The strangest thing happened to me, 25 years ago this week. I saw someone lose at Russian roulette. Death.
I don’t mean some drinking game. I wish I did. I’m talking about the real thing — placing a single round in a revolver, spinning the cylinder, placing the muzzle against your head and pulling the trigger.
It happened on Wednesday 8th December 1993 at the Hotel Split, in the Croatian port of the same name. It was at the height of the war in the former Yugoslavia, and I was a fresh-faced TV reporter on my first overseas assignment.
I was relaxing with the cameraman in the hotel bar at the end of a day’s filming when I became conscious of a rowdy group of soldiers in Croatian army fatigues on the neighbouring table. Suddenly, there was an almighty bang and one of the soldiers slumped to the floor, literally by my feet.
I remember my colleague saying, in the stunned silence that followed, that he thought it was a wind-up. But then he saw what I’d seen — a hole through the man’s head and blood spattered halfway across the room.
We didn’t know what had happened, or who had fired the shot, and so, fearing for our safety, we headed to our rooms. It wasn’t until the following morning, after an almost sleepless night, that I was told by a receptionist that the police believed the dead man was either an Irish or American mercenary, and that the group had been playing Russian roulette.
It was a truly surreal experience. I recall being shocked at hotel life carrying on as normal, guests tucking into breakfast around the very spot where the man had died, albeit with the blood-stained carpet tiles now removed from view.
There are so many questions about that night I’ve pondered over the years. Who was this soldier? Who were his colleagues? And if indeed they were playing a lethal game of chance, what on earth possessed them to do it? They had obviously been drinking heavily, so had alcohol played a part? Or drugs perhaps? Or was it an elaborate suicide?
I can only guess at the answers. To this day I’ve seen no press reports about the incident; there was, after all, a war on. The only mention of it I’ve found is in a book called Death’s Sting by a retired lieutenant-colonel, Ewen Southby-Tailyour, a novel based on his experience of 32 years in the Royal Marines.
I made contact with Ewen the other day and it turns out that he was there as well, his recollections almost identical to mine.

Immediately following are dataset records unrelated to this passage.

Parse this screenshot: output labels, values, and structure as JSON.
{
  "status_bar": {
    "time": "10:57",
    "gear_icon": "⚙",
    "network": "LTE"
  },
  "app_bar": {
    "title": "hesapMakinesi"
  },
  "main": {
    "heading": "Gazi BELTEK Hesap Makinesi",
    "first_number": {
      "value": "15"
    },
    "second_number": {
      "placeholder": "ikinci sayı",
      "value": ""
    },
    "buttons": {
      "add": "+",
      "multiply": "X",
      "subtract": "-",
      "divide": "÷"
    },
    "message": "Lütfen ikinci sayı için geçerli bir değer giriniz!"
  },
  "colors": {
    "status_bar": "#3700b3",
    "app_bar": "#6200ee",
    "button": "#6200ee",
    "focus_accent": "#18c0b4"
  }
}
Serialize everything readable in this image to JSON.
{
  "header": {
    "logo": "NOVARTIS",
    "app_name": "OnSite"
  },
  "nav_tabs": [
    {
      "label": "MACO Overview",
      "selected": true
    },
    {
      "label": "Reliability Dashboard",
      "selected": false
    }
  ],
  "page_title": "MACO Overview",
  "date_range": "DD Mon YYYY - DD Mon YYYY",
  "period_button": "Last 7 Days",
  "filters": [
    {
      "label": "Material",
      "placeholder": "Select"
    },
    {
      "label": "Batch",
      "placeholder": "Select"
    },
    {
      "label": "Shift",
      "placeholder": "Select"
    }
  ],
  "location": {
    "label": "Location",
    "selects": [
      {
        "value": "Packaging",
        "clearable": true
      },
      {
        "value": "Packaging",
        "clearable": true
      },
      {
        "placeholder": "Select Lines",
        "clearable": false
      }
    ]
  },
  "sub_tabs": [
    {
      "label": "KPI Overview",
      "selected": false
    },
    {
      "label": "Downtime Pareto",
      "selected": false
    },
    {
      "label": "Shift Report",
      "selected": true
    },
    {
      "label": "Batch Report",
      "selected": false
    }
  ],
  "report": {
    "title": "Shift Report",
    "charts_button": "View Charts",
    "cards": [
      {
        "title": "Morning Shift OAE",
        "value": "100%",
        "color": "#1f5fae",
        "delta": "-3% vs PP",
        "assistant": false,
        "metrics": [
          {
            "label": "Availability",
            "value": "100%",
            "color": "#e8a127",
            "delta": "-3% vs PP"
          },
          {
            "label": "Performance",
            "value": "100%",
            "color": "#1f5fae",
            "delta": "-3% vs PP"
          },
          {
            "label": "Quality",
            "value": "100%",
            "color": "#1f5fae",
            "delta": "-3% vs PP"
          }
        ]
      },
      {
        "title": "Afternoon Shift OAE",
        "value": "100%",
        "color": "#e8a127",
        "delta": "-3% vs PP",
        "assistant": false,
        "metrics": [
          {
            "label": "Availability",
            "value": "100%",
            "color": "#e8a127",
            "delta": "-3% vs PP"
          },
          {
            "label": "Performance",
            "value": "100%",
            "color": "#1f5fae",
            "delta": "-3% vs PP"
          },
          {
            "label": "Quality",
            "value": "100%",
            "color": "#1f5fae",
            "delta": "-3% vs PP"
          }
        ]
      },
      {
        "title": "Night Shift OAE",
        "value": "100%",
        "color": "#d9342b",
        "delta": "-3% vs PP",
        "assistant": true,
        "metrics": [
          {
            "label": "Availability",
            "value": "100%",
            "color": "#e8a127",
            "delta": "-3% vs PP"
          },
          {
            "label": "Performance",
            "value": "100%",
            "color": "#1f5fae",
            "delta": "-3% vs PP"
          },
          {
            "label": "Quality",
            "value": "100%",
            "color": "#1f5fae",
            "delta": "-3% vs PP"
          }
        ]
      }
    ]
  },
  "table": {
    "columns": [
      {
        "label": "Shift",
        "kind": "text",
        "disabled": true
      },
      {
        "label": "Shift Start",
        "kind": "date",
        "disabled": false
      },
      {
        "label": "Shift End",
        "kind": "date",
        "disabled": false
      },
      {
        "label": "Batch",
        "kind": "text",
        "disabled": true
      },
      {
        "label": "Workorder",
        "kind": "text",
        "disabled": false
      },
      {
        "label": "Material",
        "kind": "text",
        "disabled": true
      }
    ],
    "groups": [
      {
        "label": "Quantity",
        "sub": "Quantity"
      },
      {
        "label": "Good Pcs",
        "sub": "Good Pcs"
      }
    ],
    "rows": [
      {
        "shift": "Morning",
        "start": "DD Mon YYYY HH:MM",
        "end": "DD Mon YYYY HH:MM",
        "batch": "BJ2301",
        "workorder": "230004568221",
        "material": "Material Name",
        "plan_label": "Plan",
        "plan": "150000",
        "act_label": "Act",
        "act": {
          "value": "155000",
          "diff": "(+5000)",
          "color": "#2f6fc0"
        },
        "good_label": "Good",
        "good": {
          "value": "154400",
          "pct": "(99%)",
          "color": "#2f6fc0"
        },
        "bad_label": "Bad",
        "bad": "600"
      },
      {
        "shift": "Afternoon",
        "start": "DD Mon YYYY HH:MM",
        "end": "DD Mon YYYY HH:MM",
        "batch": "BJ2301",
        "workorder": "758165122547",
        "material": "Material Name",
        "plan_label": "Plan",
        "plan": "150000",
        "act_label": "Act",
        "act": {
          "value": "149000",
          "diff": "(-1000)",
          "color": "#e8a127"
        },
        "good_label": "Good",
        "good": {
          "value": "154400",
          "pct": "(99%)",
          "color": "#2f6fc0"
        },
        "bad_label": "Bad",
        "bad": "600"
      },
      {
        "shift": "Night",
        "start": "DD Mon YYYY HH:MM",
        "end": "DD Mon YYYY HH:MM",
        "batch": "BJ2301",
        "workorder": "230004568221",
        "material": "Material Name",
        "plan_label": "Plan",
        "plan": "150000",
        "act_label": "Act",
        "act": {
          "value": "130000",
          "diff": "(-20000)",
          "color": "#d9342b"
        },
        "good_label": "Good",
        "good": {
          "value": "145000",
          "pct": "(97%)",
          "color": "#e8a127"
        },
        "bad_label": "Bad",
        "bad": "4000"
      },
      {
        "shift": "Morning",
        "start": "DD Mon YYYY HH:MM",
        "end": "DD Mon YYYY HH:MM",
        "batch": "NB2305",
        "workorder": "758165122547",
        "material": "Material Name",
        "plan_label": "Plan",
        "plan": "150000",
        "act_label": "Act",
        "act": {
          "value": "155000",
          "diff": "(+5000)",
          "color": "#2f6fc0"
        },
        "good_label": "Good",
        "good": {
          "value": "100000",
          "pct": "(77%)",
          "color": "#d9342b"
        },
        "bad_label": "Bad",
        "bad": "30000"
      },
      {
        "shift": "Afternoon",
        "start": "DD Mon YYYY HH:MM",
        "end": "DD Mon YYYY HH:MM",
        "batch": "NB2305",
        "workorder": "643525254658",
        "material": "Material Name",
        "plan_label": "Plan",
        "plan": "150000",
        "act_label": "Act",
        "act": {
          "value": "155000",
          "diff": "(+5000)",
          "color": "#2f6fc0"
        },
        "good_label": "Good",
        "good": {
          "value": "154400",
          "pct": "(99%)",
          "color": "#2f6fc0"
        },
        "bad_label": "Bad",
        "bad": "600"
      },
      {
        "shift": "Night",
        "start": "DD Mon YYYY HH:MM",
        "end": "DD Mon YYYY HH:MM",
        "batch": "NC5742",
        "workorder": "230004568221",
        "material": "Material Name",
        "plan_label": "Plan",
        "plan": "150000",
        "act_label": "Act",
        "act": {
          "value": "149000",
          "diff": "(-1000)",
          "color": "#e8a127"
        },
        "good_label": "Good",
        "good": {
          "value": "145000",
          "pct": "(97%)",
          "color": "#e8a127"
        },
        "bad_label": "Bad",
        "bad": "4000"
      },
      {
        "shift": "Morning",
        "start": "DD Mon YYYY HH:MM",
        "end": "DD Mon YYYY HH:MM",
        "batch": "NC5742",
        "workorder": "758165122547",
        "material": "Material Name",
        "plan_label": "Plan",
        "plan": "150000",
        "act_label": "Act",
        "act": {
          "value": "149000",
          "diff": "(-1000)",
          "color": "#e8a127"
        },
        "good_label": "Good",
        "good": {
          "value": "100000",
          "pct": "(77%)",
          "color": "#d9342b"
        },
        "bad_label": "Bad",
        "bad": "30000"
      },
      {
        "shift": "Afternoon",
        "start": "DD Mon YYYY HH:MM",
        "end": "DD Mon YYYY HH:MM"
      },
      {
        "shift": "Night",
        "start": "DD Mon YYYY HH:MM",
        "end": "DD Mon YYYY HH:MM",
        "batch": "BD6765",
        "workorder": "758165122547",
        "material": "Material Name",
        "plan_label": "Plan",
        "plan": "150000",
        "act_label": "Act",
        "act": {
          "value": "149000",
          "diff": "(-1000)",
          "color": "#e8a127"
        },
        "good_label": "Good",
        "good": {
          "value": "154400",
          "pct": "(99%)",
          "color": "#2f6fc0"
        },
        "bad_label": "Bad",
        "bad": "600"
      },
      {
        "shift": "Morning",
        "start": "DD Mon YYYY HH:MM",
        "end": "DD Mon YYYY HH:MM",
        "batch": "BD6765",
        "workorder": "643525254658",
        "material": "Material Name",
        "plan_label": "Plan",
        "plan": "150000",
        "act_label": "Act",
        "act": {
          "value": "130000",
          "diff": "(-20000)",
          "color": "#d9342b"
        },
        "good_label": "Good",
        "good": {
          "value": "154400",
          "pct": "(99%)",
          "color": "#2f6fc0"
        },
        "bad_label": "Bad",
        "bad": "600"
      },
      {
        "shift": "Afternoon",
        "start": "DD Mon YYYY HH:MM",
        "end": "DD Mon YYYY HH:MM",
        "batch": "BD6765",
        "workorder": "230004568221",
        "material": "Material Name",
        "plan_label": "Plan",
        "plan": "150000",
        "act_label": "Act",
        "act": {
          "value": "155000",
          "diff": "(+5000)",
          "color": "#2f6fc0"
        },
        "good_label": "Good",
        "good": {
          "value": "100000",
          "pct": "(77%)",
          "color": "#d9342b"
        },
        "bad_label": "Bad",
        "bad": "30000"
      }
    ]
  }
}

But unlike Ewen, who’s seen far worse in his military career, I’ll admit to being haunted to this day by what I witnessed. In all this time I’ve rarely mentioned the incident to anyone; this is certainly the first time I’ve written about it.
Why is it, then, that what happened all those years ago still bothers me even now? After all, I didn’t know the man who died. I don’t even know his name.
Perhaps the reason is this. Whatever religious convictions we may or may not have, the here and now is the only thing we can be really sure of. Being alive, especially in the western world today, is a huge privilege. The very fact that we’re here at all is a miracle. And yet life is so fragile, and humans beings such finely tuned and complex creatures, so prone to self-destruction, that it can all end in an instant.
Of course very few people put a loaded gun to their head, but some of us do take extraordinary risks all the time, whether it’s routinely driving far too fast, texting while driving, smoking heavily, or eating or drinking much more than we should. Some enjoy the thrill of living life on the edge, while others, sadly, are influenced by drink, drugs, depression or chronic stress.
Nor am I talking about a small minority of adrenaline seekers. I’m actually referring to most of us, and yes, to me as well. The majority of gamblers have probably never thought of themselves as such; we may not have visited a betting shop or casino in their life.
There was an astonishing story yesterday, for example, which was rather lost in all the fuss surrounding Brexit, about the Health Survey for England reporting that nine out of ten of us has an unhealthy trait that puts our lives at risk. Two thirds of us have at least two such traits.
What are we doing? Why are we dicing with death? Of course, life is for living, and risk is part and parcel of it. But most, yes most, of us, take significant risks all the time, without even thinking about the odds of an unhappy outcome. Sooner or later our luck will run out. Pity those around us when it does.